Source records
----
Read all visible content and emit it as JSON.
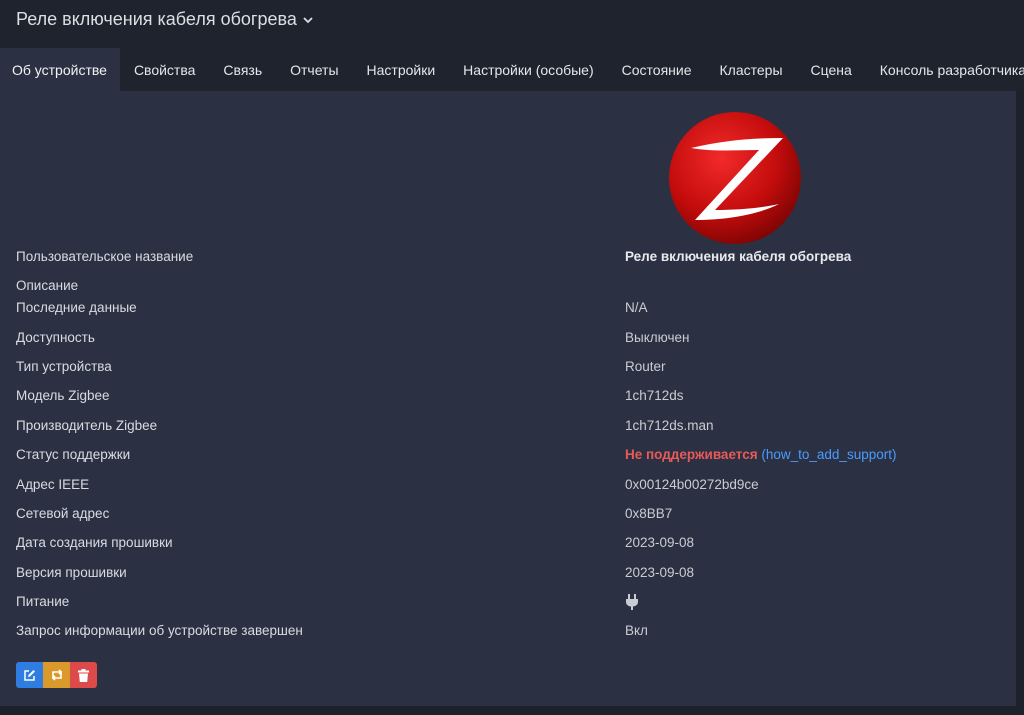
{
  "header": {
    "title": "Реле включения кабеля обогрева"
  },
  "tabs": [
    {
      "label": "Об устройстве",
      "active": true
    },
    {
      "label": "Свойства"
    },
    {
      "label": "Связь"
    },
    {
      "label": "Отчеты"
    },
    {
      "label": "Настройки"
    },
    {
      "label": "Настройки (особые)"
    },
    {
      "label": "Состояние"
    },
    {
      "label": "Кластеры"
    },
    {
      "label": "Сцена"
    },
    {
      "label": "Консоль разработчика"
    }
  ],
  "device": {
    "rows": [
      {
        "label": "Пользовательское название",
        "value": "Реле включения кабеля обогрева"
      },
      {
        "label": "Описание",
        "value": ""
      },
      {
        "label": "Последние данные",
        "value": "N/A"
      },
      {
        "label": "Доступность",
        "value": "Выключен"
      },
      {
        "label": "Тип устройства",
        "value": "Router"
      },
      {
        "label": "Модель Zigbee",
        "value": "1ch712ds"
      },
      {
        "label": "Производитель Zigbee",
        "value": "1ch712ds.man"
      },
      {
        "label": "Статус поддержки",
        "value": "Не поддерживается",
        "link": "(how_to_add_support)"
      },
      {
        "label": "Адрес IEEE",
        "value": "0x00124b00272bd9ce"
      },
      {
        "label": "Сетевой адрес",
        "value": "0x8BB7"
      },
      {
        "label": "Дата создания прошивки",
        "value": "2023-09-08"
      },
      {
        "label": "Версия прошивки",
        "value": "2023-09-08"
      },
      {
        "label": "Питание",
        "value": "",
        "icon": "plug-icon"
      },
      {
        "label": "Запрос информации об устройстве завершен",
        "value": "Вкл"
      }
    ]
  },
  "colors": {
    "panel": "#2b3142",
    "link": "#4a9bff",
    "danger": "#e85a5a",
    "edit": "#2f7de1",
    "swap": "#d99a2b",
    "delete": "#dc4a4a"
  },
  "icons": {
    "logo": "zigbee-logo",
    "edit": "edit-icon",
    "swap": "swap-icon",
    "delete": "trash-icon"
  }
}
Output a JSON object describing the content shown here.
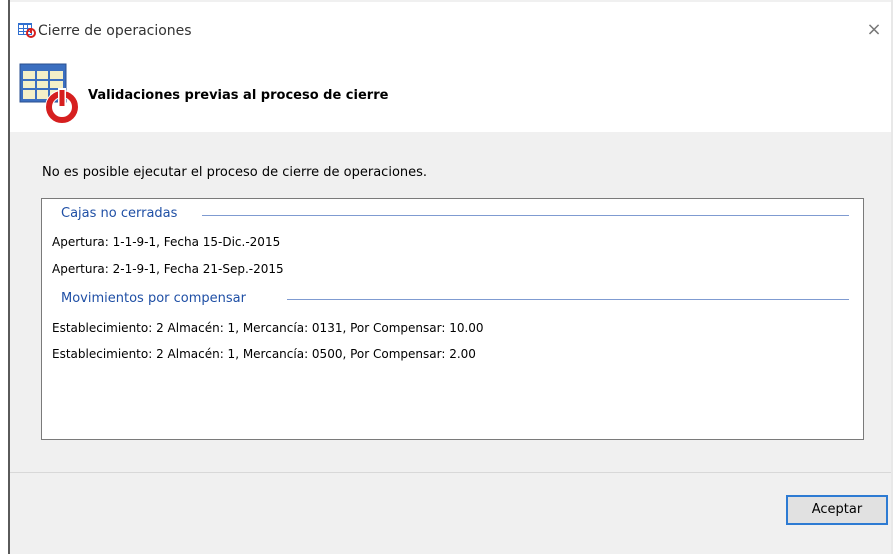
{
  "window": {
    "title": "Cierre de operaciones",
    "close_glyph": "×",
    "title_icon": "calendar-grid-icon"
  },
  "header": {
    "title": "Validaciones previas al proceso de cierre",
    "icon": "calendar-power-icon"
  },
  "message": "No es posible ejecutar el proceso de cierre de operaciones.",
  "groups": [
    {
      "title": "Cajas no cerradas",
      "items": [
        "Apertura: 1-1-9-1, Fecha 15-Dic.-2015",
        "Apertura: 2-1-9-1, Fecha 21-Sep.-2015"
      ]
    },
    {
      "title": "Movimientos por compensar",
      "items": [
        "Establecimiento: 2 Almacén: 1, Mercancía: 0131, Por Compensar: 10.00",
        "Establecimiento: 2 Almacén: 1, Mercancía: 0500, Por Compensar: 2.00"
      ]
    }
  ],
  "buttons": {
    "ok": "Aceptar"
  },
  "colors": {
    "group_header": "#1f4fa5",
    "accent_border": "#2d7bd3",
    "dialog_bg": "#f0f0f0"
  }
}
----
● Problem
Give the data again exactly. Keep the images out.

● Exercise solution
Read all visible content and emit it as JSON.
{
  "header": {
    "title": "Реле включения кабеля обогрева"
  },
  "tabs": [
    {
      "label": "Об устройстве",
      "active": true
    },
    {
      "label": "Свойства"
    },
    {
      "label": "Связь"
    },
    {
      "label": "Отчеты"
    },
    {
      "label": "Настройки"
    },
    {
      "label": "Настройки (особые)"
    },
    {
      "label": "Состояние"
    },
    {
      "label": "Кластеры"
    },
    {
      "label": "Сцена"
    },
    {
      "label": "Консоль разработчика"
    }
  ],
  "device": {
    "rows": [
      {
        "label": "Пользовательское название",
        "value": "Реле включения кабеля обогрева"
      },
      {
        "label": "Описание",
        "value": ""
      },
      {
        "label": "Последние данные",
        "value": "N/A"
      },
      {
        "label": "Доступность",
        "value": "Выключен"
      },
      {
        "label": "Тип устройства",
        "value": "Router"
      },
      {
        "label": "Модель Zigbee",
        "value": "1ch712ds"
      },
      {
        "label": "Производитель Zigbee",
        "value": "1ch712ds.man"
      },
      {
        "label": "Статус поддержки",
        "value": "Не поддерживается",
        "link": "(how_to_add_support)"
      },
      {
        "label": "Адрес IEEE",
        "value": "0x00124b00272bd9ce"
      },
      {
        "label": "Сетевой адрес",
        "value": "0x8BB7"
      },
      {
        "label": "Дата создания прошивки",
        "value": "2023-09-08"
      },
      {
        "label": "Версия прошивки",
        "value": "2023-09-08"
      },
      {
        "label": "Питание",
        "value": "",
        "icon": "plug-icon"
      },
      {
        "label": "Запрос информации об устройстве завершен",
        "value": "Вкл"
      }
    ]
  },
  "colors": {
    "panel": "#2b3142",
    "link": "#4a9bff",
    "danger": "#e85a5a",
    "edit": "#2f7de1",
    "swap": "#d99a2b",
    "delete": "#dc4a4a"
  },
  "icons": {
    "logo": "zigbee-logo",
    "edit": "edit-icon",
    "swap": "swap-icon",
    "delete": "trash-icon"
  }
}
Output a JSON object describing the content shown here.
{
  "window": {
    "title": "Cierre de operaciones",
    "close_glyph": "×",
    "title_icon": "calendar-grid-icon"
  },
  "header": {
    "title": "Validaciones previas al proceso de cierre",
    "icon": "calendar-power-icon"
  },
  "message": "No es posible ejecutar el proceso de cierre de operaciones.",
  "groups": [
    {
      "title": "Cajas no cerradas",
      "items": [
        "Apertura: 1-1-9-1, Fecha 15-Dic.-2015",
        "Apertura: 2-1-9-1, Fecha 21-Sep.-2015"
      ]
    },
    {
      "title": "Movimientos por compensar",
      "items": [
        "Establecimiento: 2 Almacén: 1, Mercancía: 0131, Por Compensar: 10.00",
        "Establecimiento: 2 Almacén: 1, Mercancía: 0500, Por Compensar: 2.00"
      ]
    }
  ],
  "buttons": {
    "ok": "Aceptar"
  },
  "colors": {
    "group_header": "#1f4fa5",
    "accent_border": "#2d7bd3",
    "dialog_bg": "#f0f0f0"
  }
}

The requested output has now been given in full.